What is being asked: In your copy, reproduce the entries exactly as they are, minus the images.

Page and application data records:
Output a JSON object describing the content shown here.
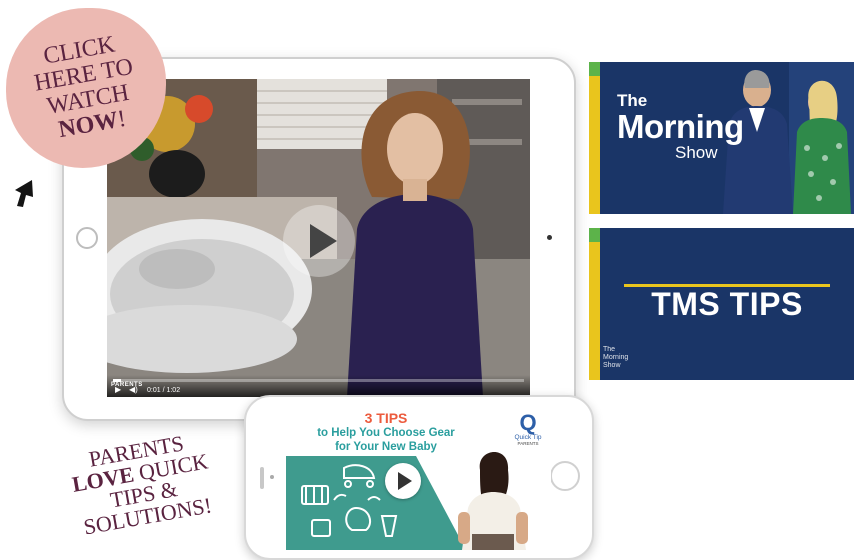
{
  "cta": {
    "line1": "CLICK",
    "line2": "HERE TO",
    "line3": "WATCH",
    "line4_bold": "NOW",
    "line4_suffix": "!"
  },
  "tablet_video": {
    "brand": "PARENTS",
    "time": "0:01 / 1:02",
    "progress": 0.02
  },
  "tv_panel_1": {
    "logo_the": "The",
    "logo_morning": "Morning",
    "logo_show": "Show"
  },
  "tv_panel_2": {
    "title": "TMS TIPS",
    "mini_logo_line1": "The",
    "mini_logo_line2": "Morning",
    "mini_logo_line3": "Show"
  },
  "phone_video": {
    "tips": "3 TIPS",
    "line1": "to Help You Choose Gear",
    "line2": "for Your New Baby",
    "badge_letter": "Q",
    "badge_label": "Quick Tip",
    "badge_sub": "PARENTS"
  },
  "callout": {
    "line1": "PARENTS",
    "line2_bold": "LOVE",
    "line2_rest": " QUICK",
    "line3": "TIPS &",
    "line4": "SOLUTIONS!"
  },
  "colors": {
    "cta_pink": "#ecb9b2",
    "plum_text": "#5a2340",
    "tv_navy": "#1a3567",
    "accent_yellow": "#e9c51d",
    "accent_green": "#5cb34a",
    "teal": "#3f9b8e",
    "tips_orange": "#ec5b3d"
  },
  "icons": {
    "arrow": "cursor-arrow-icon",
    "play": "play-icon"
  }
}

Answer below:
Output a JSON object describing the content shown here.
{
  "cta": {
    "line1": "CLICK",
    "line2": "HERE TO",
    "line3": "WATCH",
    "line4_bold": "NOW",
    "line4_suffix": "!"
  },
  "tablet_video": {
    "brand": "PARENTS",
    "time": "0:01 / 1:02",
    "progress": 0.02
  },
  "tv_panel_1": {
    "logo_the": "The",
    "logo_morning": "Morning",
    "logo_show": "Show"
  },
  "tv_panel_2": {
    "title": "TMS TIPS",
    "mini_logo_line1": "The",
    "mini_logo_line2": "Morning",
    "mini_logo_line3": "Show"
  },
  "phone_video": {
    "tips": "3 TIPS",
    "line1": "to Help You Choose Gear",
    "line2": "for Your New Baby",
    "badge_letter": "Q",
    "badge_label": "Quick Tip",
    "badge_sub": "PARENTS"
  },
  "callout": {
    "line1": "PARENTS",
    "line2_bold": "LOVE",
    "line2_rest": " QUICK",
    "line3": "TIPS &",
    "line4": "SOLUTIONS!"
  },
  "colors": {
    "cta_pink": "#ecb9b2",
    "plum_text": "#5a2340",
    "tv_navy": "#1a3567",
    "accent_yellow": "#e9c51d",
    "accent_green": "#5cb34a",
    "teal": "#3f9b8e",
    "tips_orange": "#ec5b3d"
  },
  "icons": {
    "arrow": "cursor-arrow-icon",
    "play": "play-icon"
  }
}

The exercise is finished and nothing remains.